There were three temples in Israel built on the same sight. The first is the most famous and was built by Solomon and is called Solomon’s temple. The temple during Jesus’ day was Herod’s temple because Herod the Great was the 18 better togetherone who built it for the Jews. The second temple was Nehemiah’s temple. The book of Nehemiah documents all the work that was done by the Israelites in rebuilding the wall around the city before getting to the actual work of rebuilding the temple. According to chapter three, he starts with the North wall and sheep gate. He proceeds counterclockwise to the west, then to the south and then the east part of the wall. Ten gates are repaired along the way. The work was done by all! Each person from the Priests to the royal officials to the lowest of citizens all contributed to the rebuilding of the wall. There was a place for everyone. The rebuilding of the entire wall was accomplished in record time.

There’s no telling what can be accomplished if people embrace a common goal and work together to accomplish it. Paul tells us that each of us have a different function to serve in the church today and that each of us is a necessary part of it. He compares the church to a human body with each part having a specific role to fill. When one part of the body fails to accomplish its purpose the whole body suffers. But when all parts function under the unified direction of a common cause, good things always happen. In Romans 12:4-6, Paul says, “For as in one body we have many members, and the members do not all have the same function, so we, though many, are one body in Christ, and individually members one of another. Having gifts that differ according to the grace given to us, let us use them…”

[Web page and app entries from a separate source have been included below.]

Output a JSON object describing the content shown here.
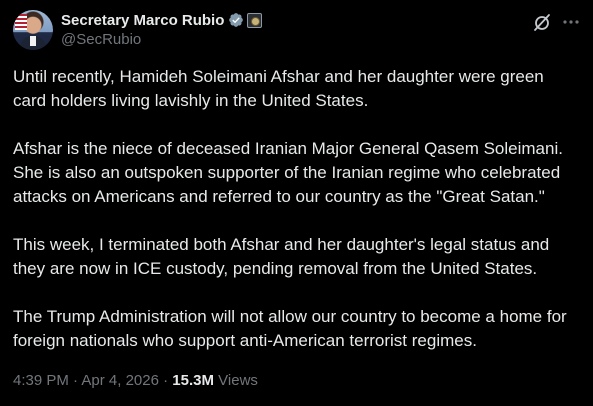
{
  "author": {
    "display_name": "Secretary Marco Rubio",
    "handle": "@SecRubio"
  },
  "post": {
    "paragraphs": [
      "Until recently, Hamideh Soleimani Afshar and her daughter were green card holders living lavishly in the United States.",
      "Afshar is the niece of deceased Iranian Major General Qasem Soleimani. She is also an outspoken supporter of the Iranian regime who celebrated attacks on Americans and referred to our country as the \"Great Satan.\"",
      "This week, I terminated both Afshar and her daughter's legal status and they are now in ICE custody, pending removal from the United States.",
      "The Trump Administration will not allow our country to become a home for foreign nationals who support anti-American terrorist regimes."
    ]
  },
  "meta": {
    "time": "4:39 PM",
    "separator": " · ",
    "date": "Apr 4, 2026",
    "views_count": "15.3M",
    "views_label": "Views"
  },
  "icons": {
    "verified": "verified-badge-icon",
    "government_seal": "government-seal-icon",
    "grok": "grok-icon",
    "more": "more-options-icon"
  },
  "colors": {
    "background": "#000000",
    "primary_text": "#e7e9ea",
    "secondary_text": "#71767b",
    "verified_badge": "#829aab"
  }
}
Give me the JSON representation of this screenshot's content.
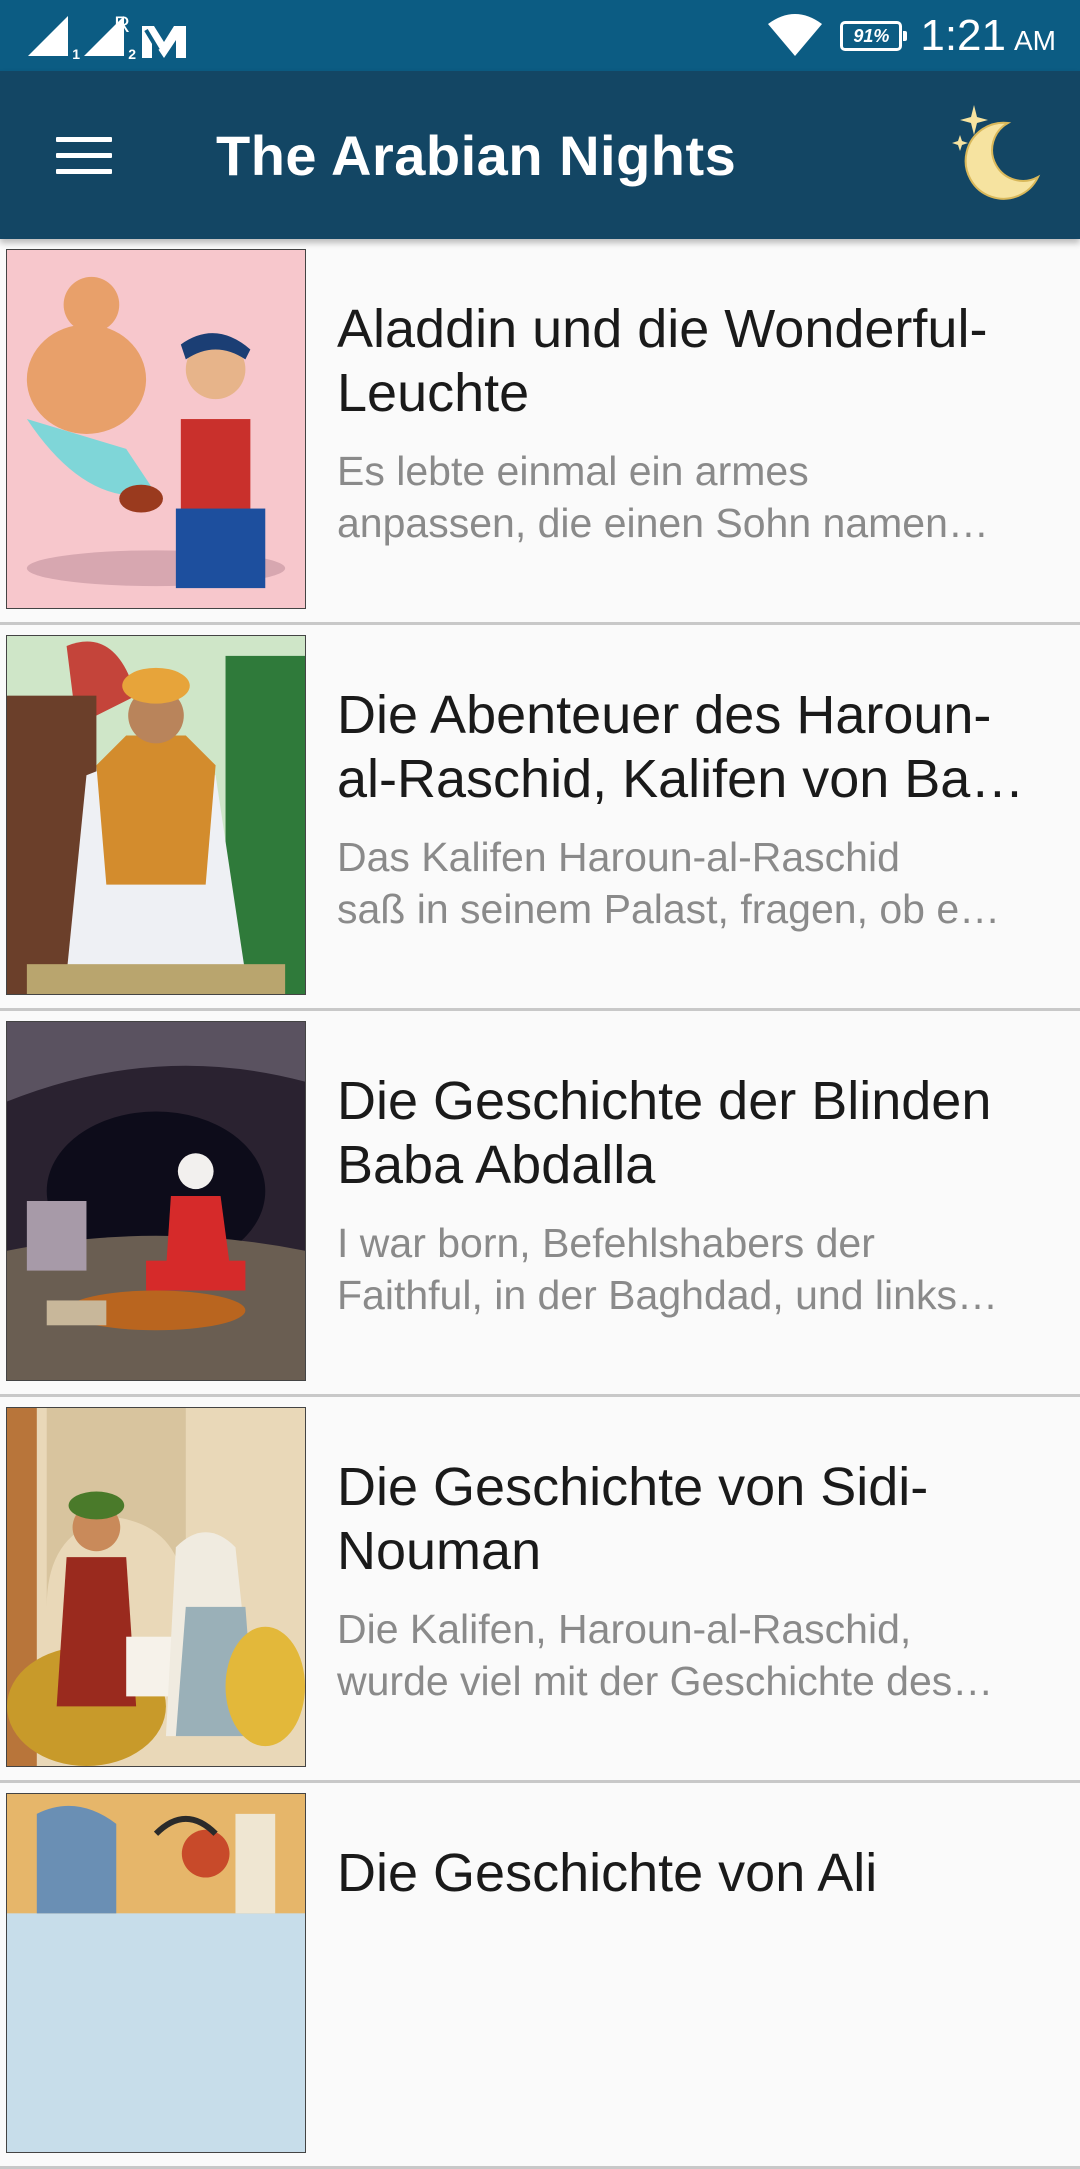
{
  "status_bar": {
    "sim1_label": "1",
    "sim2_label": "2",
    "roaming": "R",
    "battery": "91%",
    "time": "1:21",
    "ampm": "AM"
  },
  "app_bar": {
    "title": "The Arabian Nights",
    "menu_icon": "hamburger-menu-icon",
    "night_mode_icon": "moon-stars-icon"
  },
  "stories": [
    {
      "title": "Aladdin und die Wonderful-Leuchte",
      "excerpt_line1": "Es lebte einmal ein armes",
      "excerpt_line2": "anpassen, die einen Sohn namen…"
    },
    {
      "title": "Die Abenteuer des Haroun-al-Raschid, Kalifen von Ba…",
      "excerpt_line1": "Das Kalifen Haroun-al-Raschid",
      "excerpt_line2": "saß in seinem Palast, fragen, ob e…"
    },
    {
      "title": "Die Geschichte der Blinden Baba Abdalla",
      "excerpt_line1": "I war born, Befehlshabers der",
      "excerpt_line2": "Faithful, in der Baghdad, und links…"
    },
    {
      "title": "Die Geschichte von Sidi-Nouman",
      "excerpt_line1": "Die Kalifen, Haroun-al-Raschid,",
      "excerpt_line2": "wurde viel mit der Geschichte des…"
    },
    {
      "title": "Die Geschichte von Ali",
      "excerpt_line1": "",
      "excerpt_line2": ""
    }
  ],
  "colors": {
    "status_bar": "#0c5c83",
    "app_bar": "#134664",
    "moon": "#f6e3a0",
    "title_text": "#1a1a1a",
    "excerpt_text": "#8a8a8a"
  }
}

We’re not nearly as productive when we try to stand alone as we are when we unite with others for the accomplishment of a common task. Geese in route to warmer climate often travel thousands of miles. Swindoll mentions several in-flight habits geese have that make this possible. Those in front rotate. When the lead goose gets tired it slips back into the “V” formation and another moves up to takes its place. They flap in such a way that each flap of the wings creates uplift for the bird immediately following it. The whole flock gets 71 percent greater flight range than if each goose flew on its own. The geese at the rear of the formation are the honkers. It serves to announce their presence and to encourage those leading the way. Whether we’re leaders, flappers or honkers we’re in this journey together!